The United States has already begun to deploy basic elements of what might become a global missile defense system. These include a variety of means for intercepting intercontinental ballistic missiles, submarine-launched ballistic missiles, and long-range air-launched cruise missiles—as well as medium- and short-range ballistic missiles. The US system’s capabilities are still limited. But if the number of interceptors were increased, and their performance were enhanced, significant challenges would be posed for international stability and security.

Regional powers, notably Russia and China, are deeply concerned by US plans to deploy elements of missile defense systems in locations around the world. For instance, George W. Bush’s plans to create a "third site" in Poland and the Czech Republic threatened to create a crisis in US-Russia relations. The crisis was averted only when the Obama administration abandoned Bush’s plans in 2009, opting instead to pursue a "phased adaptive approach"—basically, countering known missile threats through existing means while also pursuing new technologies to counter threats that might develop in the future. Still, Moscow believes that Europe-based elements of the US missile defense system are directed against Russia, even if Washington denies it. Russia’s concerns have not been alleviated by recent reports that some NATO countries are calling for the European missile defense system to be formally directed against Moscow.

It appears that the United States may also establish a regional missile defense system in Asia—an Asia-Pacific Phased Adaptive Approach—which would entail cooperation from Japan, South Korea, and other countries in the region. It would be a layered system whose first tier would include offshore combat ships armed to intercept ballistic missiles at the boost stage, or early in the midcourse of their flight trajectories. Ground-based systems would provide a second tier. Officially, such a system would protect US and allied troops and military facilities in the Asia-Pacific region from ballistic missiles launched by states such as North Korea. But China views such plans with concern, and it would be no surprise if Beijing took countermeasures against the deployment of such a system.

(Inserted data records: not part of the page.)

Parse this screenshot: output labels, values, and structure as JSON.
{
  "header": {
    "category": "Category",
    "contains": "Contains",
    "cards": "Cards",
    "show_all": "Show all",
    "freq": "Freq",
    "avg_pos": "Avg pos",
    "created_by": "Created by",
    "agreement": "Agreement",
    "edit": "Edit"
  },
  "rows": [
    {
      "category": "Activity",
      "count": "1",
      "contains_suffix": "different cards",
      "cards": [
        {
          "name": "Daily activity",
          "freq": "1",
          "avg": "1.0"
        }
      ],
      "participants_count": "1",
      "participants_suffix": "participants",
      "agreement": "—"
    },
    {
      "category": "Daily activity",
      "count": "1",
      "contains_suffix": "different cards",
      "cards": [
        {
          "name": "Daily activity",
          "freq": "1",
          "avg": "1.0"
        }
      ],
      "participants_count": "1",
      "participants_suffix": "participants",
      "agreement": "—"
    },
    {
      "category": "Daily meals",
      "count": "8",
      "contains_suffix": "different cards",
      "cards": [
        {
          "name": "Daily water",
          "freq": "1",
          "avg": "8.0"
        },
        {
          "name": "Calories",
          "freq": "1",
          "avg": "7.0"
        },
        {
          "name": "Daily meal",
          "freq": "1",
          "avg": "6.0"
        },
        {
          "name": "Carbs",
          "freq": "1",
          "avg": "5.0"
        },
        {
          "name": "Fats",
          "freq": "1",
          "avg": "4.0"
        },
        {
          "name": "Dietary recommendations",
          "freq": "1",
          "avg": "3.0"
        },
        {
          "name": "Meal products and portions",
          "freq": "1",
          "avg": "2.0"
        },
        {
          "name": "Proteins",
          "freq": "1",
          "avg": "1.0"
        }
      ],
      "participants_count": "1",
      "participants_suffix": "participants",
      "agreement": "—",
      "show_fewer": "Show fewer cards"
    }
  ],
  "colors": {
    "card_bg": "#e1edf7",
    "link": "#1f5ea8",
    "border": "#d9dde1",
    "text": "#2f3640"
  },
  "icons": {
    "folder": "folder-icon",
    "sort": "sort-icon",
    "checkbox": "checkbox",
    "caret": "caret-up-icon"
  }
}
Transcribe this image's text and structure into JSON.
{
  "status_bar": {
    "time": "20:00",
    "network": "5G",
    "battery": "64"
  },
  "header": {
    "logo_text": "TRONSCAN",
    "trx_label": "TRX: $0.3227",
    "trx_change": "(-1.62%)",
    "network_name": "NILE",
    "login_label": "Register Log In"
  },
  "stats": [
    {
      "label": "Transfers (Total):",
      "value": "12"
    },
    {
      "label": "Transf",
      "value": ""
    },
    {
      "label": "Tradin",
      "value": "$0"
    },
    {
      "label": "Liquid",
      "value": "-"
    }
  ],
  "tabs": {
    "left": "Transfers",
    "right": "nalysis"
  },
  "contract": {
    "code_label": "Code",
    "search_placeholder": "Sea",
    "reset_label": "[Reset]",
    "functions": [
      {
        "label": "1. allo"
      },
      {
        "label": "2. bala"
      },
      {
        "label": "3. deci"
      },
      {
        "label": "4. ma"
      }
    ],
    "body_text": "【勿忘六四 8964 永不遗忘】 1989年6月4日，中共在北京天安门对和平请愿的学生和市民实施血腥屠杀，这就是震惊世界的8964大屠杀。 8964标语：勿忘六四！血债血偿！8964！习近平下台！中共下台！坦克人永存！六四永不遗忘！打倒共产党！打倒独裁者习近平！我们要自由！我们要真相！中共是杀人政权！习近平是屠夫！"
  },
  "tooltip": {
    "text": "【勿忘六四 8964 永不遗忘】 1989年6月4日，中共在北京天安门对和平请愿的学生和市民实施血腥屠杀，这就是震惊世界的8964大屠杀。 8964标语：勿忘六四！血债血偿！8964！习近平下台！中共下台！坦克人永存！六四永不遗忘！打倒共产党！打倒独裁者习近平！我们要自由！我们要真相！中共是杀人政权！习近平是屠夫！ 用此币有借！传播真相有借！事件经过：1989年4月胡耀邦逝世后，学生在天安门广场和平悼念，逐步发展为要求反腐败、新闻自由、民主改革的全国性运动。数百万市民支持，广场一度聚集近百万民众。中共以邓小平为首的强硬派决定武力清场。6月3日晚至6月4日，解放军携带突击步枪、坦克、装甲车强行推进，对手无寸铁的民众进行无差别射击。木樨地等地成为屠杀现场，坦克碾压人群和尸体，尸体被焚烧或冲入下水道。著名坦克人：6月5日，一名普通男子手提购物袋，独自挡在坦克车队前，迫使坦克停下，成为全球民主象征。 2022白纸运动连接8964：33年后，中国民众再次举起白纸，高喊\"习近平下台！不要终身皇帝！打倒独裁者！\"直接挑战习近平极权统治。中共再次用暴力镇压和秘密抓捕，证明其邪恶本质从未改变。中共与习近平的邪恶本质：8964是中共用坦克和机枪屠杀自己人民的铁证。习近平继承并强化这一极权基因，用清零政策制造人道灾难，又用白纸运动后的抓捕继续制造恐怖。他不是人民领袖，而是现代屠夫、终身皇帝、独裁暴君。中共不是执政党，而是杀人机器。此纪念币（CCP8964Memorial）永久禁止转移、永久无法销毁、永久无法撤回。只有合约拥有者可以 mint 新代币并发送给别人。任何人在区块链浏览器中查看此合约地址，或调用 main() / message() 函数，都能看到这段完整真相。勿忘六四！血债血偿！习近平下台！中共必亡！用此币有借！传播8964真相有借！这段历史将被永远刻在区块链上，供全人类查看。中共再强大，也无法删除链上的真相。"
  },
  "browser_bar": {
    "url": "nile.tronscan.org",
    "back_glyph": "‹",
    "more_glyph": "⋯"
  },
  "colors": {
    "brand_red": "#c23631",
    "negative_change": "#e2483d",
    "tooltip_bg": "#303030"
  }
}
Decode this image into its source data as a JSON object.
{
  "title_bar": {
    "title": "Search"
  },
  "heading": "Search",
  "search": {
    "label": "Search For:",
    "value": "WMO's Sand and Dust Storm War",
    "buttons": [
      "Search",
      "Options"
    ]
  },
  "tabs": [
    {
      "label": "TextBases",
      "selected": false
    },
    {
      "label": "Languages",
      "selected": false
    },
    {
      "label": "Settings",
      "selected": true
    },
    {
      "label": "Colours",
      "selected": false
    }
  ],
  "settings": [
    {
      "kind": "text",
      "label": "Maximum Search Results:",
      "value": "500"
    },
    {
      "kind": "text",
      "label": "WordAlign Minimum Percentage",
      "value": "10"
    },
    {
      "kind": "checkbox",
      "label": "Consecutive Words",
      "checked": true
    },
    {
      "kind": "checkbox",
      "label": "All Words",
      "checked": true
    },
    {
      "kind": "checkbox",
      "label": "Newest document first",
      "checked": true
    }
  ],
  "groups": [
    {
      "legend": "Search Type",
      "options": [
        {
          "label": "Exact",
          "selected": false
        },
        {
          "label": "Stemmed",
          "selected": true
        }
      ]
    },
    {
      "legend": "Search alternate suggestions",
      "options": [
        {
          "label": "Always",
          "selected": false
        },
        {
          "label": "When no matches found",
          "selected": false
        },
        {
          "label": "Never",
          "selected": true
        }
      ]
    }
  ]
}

The region’s strategic balance would be upset under such a scenario, efforts to achieve arms reductions would be hindered, and an arms race would become more likely.

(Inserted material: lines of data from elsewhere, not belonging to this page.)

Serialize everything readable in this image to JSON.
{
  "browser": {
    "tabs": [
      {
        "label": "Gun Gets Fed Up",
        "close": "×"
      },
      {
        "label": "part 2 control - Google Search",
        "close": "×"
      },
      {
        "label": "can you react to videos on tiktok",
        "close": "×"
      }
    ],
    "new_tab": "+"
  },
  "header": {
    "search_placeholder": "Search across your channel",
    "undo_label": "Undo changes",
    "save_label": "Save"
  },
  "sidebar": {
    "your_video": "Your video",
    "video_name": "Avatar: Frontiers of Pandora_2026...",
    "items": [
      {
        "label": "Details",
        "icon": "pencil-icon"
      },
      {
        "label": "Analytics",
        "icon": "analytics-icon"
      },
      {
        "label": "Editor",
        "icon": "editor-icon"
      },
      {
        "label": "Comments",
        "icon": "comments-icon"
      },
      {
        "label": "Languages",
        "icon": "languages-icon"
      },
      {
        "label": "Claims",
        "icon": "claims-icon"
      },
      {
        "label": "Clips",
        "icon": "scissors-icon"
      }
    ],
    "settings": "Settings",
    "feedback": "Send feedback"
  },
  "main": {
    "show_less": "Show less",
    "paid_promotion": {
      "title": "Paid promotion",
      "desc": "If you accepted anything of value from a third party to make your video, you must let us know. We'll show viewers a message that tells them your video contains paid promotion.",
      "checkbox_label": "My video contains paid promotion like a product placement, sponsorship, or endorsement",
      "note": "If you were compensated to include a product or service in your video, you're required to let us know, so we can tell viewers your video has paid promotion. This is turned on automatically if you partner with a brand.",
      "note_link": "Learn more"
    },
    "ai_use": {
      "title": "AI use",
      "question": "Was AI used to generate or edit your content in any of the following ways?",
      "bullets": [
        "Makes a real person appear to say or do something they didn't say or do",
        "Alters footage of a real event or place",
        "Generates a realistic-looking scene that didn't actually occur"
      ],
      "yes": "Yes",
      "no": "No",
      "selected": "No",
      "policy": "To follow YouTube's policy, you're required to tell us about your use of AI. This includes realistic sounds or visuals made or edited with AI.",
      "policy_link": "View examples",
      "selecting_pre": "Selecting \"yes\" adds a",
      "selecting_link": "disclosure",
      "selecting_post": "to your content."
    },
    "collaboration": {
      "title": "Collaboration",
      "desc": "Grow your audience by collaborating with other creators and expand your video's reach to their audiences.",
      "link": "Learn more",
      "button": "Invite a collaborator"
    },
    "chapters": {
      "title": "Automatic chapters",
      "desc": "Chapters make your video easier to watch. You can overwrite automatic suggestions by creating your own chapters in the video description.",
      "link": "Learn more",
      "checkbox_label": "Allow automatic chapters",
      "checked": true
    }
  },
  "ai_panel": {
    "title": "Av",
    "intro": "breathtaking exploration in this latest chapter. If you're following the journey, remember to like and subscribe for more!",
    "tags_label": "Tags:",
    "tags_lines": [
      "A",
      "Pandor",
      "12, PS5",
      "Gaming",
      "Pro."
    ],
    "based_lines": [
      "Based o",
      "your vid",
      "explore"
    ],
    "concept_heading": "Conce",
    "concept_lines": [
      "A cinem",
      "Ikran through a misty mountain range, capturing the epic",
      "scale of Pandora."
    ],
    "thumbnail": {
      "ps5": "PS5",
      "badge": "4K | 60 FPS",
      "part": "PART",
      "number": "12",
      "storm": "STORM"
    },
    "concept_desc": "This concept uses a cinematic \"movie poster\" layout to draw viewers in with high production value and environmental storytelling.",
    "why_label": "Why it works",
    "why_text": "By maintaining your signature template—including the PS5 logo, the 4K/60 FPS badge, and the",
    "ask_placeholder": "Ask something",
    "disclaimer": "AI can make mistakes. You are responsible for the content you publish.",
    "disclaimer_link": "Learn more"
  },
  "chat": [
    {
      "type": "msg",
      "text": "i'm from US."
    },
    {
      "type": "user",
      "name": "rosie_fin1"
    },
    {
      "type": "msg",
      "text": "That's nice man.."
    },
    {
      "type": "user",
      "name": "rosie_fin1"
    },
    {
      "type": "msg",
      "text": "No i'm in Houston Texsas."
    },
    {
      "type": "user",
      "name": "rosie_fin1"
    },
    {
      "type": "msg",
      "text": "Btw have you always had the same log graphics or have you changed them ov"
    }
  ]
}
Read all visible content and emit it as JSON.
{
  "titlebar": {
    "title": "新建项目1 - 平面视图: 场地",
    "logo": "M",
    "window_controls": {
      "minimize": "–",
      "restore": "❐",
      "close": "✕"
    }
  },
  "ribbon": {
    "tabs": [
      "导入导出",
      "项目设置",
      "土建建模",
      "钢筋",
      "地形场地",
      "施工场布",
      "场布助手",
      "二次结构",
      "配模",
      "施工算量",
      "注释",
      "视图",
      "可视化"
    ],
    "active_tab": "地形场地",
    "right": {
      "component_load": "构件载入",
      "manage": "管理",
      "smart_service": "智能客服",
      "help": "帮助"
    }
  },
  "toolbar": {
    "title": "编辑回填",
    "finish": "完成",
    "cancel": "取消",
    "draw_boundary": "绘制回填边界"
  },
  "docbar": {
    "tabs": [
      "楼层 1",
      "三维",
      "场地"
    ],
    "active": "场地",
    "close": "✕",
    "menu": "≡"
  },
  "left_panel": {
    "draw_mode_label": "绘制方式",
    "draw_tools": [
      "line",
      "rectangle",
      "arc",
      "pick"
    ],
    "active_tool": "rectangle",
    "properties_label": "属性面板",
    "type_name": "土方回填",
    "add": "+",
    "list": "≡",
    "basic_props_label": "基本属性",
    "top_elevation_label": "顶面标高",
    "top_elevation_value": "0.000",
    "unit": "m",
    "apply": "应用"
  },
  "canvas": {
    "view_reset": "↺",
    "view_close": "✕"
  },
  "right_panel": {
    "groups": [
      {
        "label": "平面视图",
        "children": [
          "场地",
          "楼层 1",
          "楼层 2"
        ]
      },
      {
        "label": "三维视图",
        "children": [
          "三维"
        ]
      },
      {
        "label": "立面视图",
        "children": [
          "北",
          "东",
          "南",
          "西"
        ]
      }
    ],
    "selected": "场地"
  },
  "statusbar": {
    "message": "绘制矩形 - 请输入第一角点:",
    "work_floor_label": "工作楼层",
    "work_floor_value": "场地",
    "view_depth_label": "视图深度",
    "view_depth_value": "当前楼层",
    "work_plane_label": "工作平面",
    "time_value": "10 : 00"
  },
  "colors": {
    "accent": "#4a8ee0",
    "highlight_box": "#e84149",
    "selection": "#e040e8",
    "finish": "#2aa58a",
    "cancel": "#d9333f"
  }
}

But the greatest threat associated with US ballistic missile defense would be posed by the deployment of space-based capabilities. If Washington makes a political decision to deploy space-based weapons to intercept ballistic missiles, the militarization of outer space would become inevitable. The international community would be forced to stop complying with the Outer Space Treaty. The resulting arms race in space would have unpredictable consequences and would undermine the foundations of strategic stability.

Few alternatives. Given all this, it is essential that limits be placed on ballistic missile defense within the framework of the international arms control regime. What alternatives to such an approach exist? Only two. First, missile defense could be transformed into a cooperative undertaking­—something that Russia has proposed to the United States repeatedly, but to no avail. Second, nuclear powers could engage in a renewed arms race. Russian experts are already arguing that, in response to the US deployment of a global missile defense system, Moscow should withdraw from the Intermediate-Range Nuclear Forces Treaty and resume production of intermediate and short-range ballistic and cruise missiles. (The US government, meanwhile, argues that Russia has already violated that treaty.)

Preventing the proliferation of nuclear weapons is among the top priorities on the international security agenda. It is high on the agendas of many individual countries as well. But enforcing the international nonproliferation regime will be difficult if the unrestricted development of missile defense systems leads nuclear weapon states to engage in a renewed arms race of their own. A first practical step toward averting this outcome would be to address missile defense in the next stage of US-Russia arms control negotiations.

Topics: Nuclear Weapons